Psychiatry and Clinical Psychopharmacology

Effect of adult type attention deficit hyperactivity disorder on smoking cessation

Psychiatry and Clinical Psychopharmacology 2014; 24: Supplement S99-S99
Read: 593 Published: 18 February 2021

Objective: The aim of this prospective study was to evaluate the effects of attention deficit hyperactivity disorder (ADHD) on smoking cessation and other smoking related factors.

Methods: This study was carried out at the Smoking Addiction Centre of Pamukkale University Faculty of Medicine. The individuals, who had been admitted for smoking cessation met the diagnostic criteria for nicotine dependence according to the DSM-IV. In this study, all participants were evaluated by using the sociodemographic data form prepared by the researchers, the Wender Utah Rating Scale (WURS) for Attention Deficit Hyperactivity Disorder (ADHD) in adults and Fagerstrom Tolerance Test for Nicotine Dependency (FTND). The tests were administered at the beginning of the study and routine follow-up and the treatment has begun. Six months after the commencement of the treatment program, all participants were questioned about smoking cessation status by face-to-face interview or phone call. The participants with a score of 36 and over on WURS were classified as having ADHD and the participants with and without ADHD were compared in terms of smoking cessation success and other parameters.

Results: A total number of 356 smokers were enrolled in the study. 99 patients had 36 or higher scores from Wender Utah scale. For the 356 participants, mean FTND score was 5.19±2.20 and mean WURS score was 26.11±18.95. Of the 99 patients 11 (%11.1) had quitted smoking while 68 (%26.5) of non ADHD (257) quitted smoking during six month period.

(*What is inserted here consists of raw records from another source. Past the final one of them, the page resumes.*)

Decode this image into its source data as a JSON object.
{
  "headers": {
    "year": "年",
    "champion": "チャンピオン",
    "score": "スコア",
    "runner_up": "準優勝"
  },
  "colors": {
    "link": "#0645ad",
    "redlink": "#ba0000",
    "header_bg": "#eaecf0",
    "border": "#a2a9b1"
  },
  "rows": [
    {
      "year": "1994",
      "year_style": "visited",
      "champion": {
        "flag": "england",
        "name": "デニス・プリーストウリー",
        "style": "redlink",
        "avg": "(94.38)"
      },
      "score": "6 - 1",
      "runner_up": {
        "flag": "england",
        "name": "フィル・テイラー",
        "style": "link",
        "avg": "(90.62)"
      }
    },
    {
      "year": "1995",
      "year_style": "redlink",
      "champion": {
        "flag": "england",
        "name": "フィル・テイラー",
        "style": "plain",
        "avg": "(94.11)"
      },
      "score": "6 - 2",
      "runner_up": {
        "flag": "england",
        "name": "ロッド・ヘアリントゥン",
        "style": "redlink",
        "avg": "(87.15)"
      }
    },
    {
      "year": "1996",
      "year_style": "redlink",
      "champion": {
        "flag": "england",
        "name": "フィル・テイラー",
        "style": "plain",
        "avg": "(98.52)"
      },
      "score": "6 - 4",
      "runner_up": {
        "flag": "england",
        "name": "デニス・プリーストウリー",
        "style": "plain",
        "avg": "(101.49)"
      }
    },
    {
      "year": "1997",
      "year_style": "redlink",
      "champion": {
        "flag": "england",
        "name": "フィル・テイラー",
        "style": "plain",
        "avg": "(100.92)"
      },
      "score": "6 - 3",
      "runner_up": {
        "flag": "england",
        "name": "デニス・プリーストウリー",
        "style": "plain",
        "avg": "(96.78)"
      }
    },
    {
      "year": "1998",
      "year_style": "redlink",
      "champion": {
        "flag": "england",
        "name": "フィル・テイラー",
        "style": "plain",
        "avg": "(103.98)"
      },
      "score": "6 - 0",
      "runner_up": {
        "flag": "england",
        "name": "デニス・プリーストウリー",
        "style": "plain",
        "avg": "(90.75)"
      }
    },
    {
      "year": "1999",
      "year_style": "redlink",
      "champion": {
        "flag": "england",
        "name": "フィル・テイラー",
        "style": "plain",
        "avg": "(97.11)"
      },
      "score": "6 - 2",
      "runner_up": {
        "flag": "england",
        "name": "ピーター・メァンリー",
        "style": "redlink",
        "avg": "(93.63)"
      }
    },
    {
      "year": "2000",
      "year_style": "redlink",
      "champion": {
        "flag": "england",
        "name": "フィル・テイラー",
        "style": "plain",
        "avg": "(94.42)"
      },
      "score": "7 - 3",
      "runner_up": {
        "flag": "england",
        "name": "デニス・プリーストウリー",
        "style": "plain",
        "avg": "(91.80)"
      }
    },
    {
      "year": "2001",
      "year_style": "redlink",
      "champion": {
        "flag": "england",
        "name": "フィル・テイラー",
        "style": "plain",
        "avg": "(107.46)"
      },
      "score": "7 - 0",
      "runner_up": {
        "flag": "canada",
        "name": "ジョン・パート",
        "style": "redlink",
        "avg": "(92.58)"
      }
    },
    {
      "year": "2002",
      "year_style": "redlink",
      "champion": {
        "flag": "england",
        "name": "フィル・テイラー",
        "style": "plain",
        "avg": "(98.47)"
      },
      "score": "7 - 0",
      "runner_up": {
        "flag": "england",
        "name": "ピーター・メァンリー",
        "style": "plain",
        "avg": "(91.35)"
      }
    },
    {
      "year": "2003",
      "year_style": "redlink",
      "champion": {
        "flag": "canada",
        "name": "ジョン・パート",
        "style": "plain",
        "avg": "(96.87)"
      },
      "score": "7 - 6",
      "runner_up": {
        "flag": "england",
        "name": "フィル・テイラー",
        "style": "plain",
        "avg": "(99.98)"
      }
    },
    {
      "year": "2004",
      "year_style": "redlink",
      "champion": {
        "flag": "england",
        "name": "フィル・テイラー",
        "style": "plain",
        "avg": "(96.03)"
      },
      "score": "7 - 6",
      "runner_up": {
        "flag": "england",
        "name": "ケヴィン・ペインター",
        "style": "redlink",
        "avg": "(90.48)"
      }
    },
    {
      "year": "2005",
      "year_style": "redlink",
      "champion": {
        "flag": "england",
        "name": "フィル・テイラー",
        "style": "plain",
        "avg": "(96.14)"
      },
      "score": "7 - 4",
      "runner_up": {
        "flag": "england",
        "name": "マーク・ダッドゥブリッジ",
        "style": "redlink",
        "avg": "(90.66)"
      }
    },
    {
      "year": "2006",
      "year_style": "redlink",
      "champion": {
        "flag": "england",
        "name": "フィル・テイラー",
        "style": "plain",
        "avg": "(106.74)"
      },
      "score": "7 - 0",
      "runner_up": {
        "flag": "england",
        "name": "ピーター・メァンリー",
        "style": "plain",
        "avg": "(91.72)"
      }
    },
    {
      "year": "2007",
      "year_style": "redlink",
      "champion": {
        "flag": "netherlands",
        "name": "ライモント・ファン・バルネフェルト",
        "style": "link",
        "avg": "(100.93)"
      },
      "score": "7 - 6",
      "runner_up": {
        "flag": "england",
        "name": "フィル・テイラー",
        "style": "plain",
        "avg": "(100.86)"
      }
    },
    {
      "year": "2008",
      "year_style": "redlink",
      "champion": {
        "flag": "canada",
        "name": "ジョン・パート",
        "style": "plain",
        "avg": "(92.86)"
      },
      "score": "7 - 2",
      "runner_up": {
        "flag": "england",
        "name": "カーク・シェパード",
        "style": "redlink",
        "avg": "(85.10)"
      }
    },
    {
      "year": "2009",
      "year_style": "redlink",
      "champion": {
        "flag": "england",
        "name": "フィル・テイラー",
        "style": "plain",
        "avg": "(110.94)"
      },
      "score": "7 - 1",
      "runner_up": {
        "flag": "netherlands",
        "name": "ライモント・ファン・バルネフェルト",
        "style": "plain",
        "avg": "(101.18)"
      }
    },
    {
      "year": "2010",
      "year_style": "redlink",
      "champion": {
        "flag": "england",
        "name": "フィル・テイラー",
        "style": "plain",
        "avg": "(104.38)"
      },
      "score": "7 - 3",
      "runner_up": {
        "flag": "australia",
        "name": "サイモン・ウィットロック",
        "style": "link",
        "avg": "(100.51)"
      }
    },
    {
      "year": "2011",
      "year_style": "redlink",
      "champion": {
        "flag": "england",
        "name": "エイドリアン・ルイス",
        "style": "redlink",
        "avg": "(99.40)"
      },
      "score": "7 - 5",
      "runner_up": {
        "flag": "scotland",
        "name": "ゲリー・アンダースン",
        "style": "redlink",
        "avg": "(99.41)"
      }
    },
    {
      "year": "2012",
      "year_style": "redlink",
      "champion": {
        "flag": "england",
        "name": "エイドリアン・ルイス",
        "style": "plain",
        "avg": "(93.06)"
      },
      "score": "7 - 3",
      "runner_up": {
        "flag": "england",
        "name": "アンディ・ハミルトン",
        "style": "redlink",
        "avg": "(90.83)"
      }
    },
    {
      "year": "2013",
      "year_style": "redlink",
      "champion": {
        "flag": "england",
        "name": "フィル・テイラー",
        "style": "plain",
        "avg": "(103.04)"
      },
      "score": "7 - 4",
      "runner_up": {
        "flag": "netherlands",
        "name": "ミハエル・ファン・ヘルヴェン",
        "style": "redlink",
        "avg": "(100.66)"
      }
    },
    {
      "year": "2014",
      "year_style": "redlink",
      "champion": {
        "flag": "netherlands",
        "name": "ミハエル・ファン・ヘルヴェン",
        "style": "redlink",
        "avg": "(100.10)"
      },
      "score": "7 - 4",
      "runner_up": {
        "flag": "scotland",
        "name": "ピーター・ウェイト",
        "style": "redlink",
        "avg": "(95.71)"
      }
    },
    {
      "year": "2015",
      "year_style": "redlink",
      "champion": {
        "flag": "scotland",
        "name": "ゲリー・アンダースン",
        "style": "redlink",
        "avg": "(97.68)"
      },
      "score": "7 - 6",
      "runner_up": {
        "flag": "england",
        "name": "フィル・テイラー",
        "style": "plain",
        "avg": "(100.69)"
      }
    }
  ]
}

The statistical differences found between the two study groups are shown in Table 1.

Conclusions: In addition to the age of onset of smoking, daily amount of the cigarettes smoked and the continuation of regular cigarette smoking, ADHD can also affect the smoking cessation rates. Our results suggest that individuals with and without ADHD may have differences in the rate of smoking cessation and in the ability to maintain smoking abstinence. The mechanisms underlying negative effects of ADHD on smoking cessation remains to be elucidated. In fact, it may be possible that individuals with ADHD use nicotine as a self-medication because of its cognitive and behavioral effects.

EISSN 2475-0581